About this exercise> The entries below need to be written out exactly, with no pictures included.

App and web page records
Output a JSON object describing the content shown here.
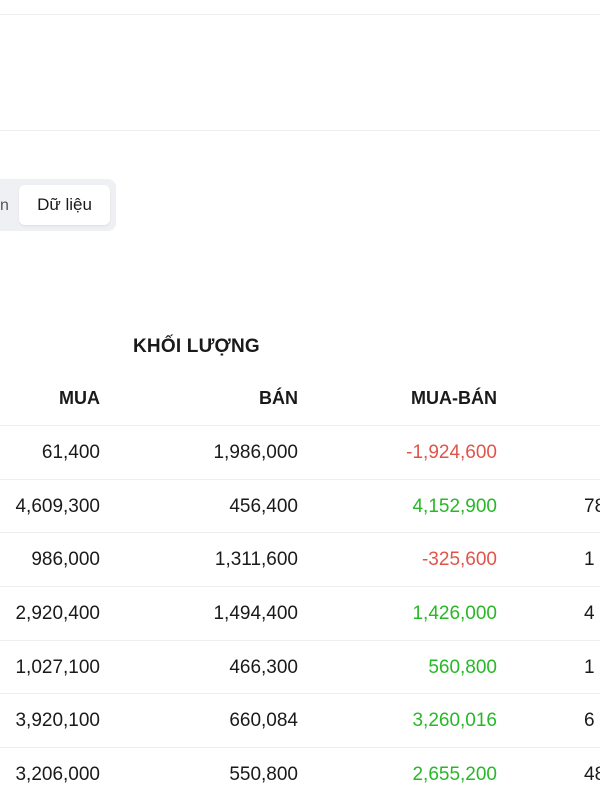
{
  "tabs": {
    "partial_label": "n",
    "active_label": "Dữ liệu"
  },
  "table": {
    "group_header": "KHỐI LƯỢNG",
    "columns": {
      "mua": "MUA",
      "ban": "BÁN",
      "mua_ban": "MUA-BÁN"
    },
    "rows": [
      {
        "mua": "61,400",
        "ban": "1,986,000",
        "mua_ban": "-1,924,600",
        "extra": ""
      },
      {
        "mua": "4,609,300",
        "ban": "456,400",
        "mua_ban": "4,152,900",
        "extra": "78"
      },
      {
        "mua": "986,000",
        "ban": "1,311,600",
        "mua_ban": "-325,600",
        "extra": "1"
      },
      {
        "mua": "2,920,400",
        "ban": "1,494,400",
        "mua_ban": "1,426,000",
        "extra": "4"
      },
      {
        "mua": "1,027,100",
        "ban": "466,300",
        "mua_ban": "560,800",
        "extra": "1"
      },
      {
        "mua": "3,920,100",
        "ban": "660,084",
        "mua_ban": "3,260,016",
        "extra": "6"
      },
      {
        "mua": "3,206,000",
        "ban": "550,800",
        "mua_ban": "2,655,200",
        "extra": "48"
      }
    ]
  },
  "colors": {
    "positive": "#27b827",
    "negative": "#e0544a"
  }
}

The completed task>
Output a JSON object describing the content shown here.
{
  "tabs": {
    "partial_label": "n",
    "active_label": "Dữ liệu"
  },
  "table": {
    "group_header": "KHỐI LƯỢNG",
    "columns": {
      "mua": "MUA",
      "ban": "BÁN",
      "mua_ban": "MUA-BÁN"
    },
    "rows": [
      {
        "mua": "61,400",
        "ban": "1,986,000",
        "mua_ban": "-1,924,600",
        "extra": ""
      },
      {
        "mua": "4,609,300",
        "ban": "456,400",
        "mua_ban": "4,152,900",
        "extra": "78"
      },
      {
        "mua": "986,000",
        "ban": "1,311,600",
        "mua_ban": "-325,600",
        "extra": "1"
      },
      {
        "mua": "2,920,400",
        "ban": "1,494,400",
        "mua_ban": "1,426,000",
        "extra": "4"
      },
      {
        "mua": "1,027,100",
        "ban": "466,300",
        "mua_ban": "560,800",
        "extra": "1"
      },
      {
        "mua": "3,920,100",
        "ban": "660,084",
        "mua_ban": "3,260,016",
        "extra": "6"
      },
      {
        "mua": "3,206,000",
        "ban": "550,800",
        "mua_ban": "2,655,200",
        "extra": "48"
      }
    ]
  },
  "colors": {
    "positive": "#27b827",
    "negative": "#e0544a"
  }
}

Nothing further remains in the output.